Copies of all lines containing the string "they" are needed from the data below.

Start of Dataset records

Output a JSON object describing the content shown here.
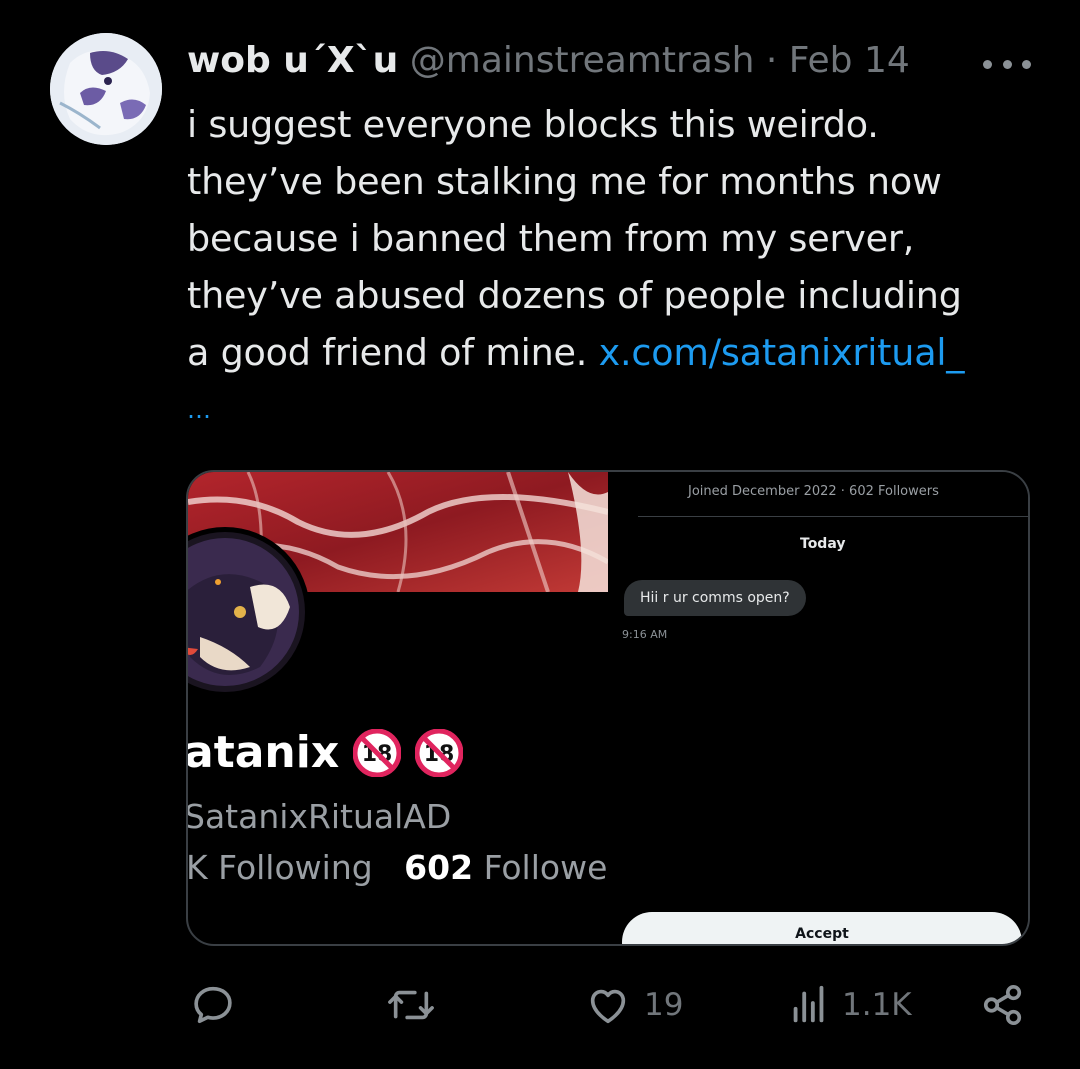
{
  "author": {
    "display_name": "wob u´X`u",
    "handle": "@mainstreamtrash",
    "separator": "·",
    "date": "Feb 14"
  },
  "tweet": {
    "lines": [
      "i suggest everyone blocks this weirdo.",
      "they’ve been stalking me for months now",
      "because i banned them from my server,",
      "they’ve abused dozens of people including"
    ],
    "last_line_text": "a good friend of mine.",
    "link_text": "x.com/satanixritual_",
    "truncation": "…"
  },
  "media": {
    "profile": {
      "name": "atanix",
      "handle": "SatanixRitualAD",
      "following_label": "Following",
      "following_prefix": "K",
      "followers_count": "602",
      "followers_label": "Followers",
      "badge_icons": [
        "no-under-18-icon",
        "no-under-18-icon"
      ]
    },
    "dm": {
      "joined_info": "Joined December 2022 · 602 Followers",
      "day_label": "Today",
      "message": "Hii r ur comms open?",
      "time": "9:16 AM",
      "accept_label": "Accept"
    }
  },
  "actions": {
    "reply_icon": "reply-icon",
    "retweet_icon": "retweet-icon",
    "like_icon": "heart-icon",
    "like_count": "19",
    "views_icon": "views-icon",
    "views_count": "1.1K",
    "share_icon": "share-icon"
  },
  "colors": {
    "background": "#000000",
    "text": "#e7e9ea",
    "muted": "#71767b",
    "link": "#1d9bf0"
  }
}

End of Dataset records

§ **Response**:
      "they’ve been stalking me for months now",
      "they’ve abused dozens of people including"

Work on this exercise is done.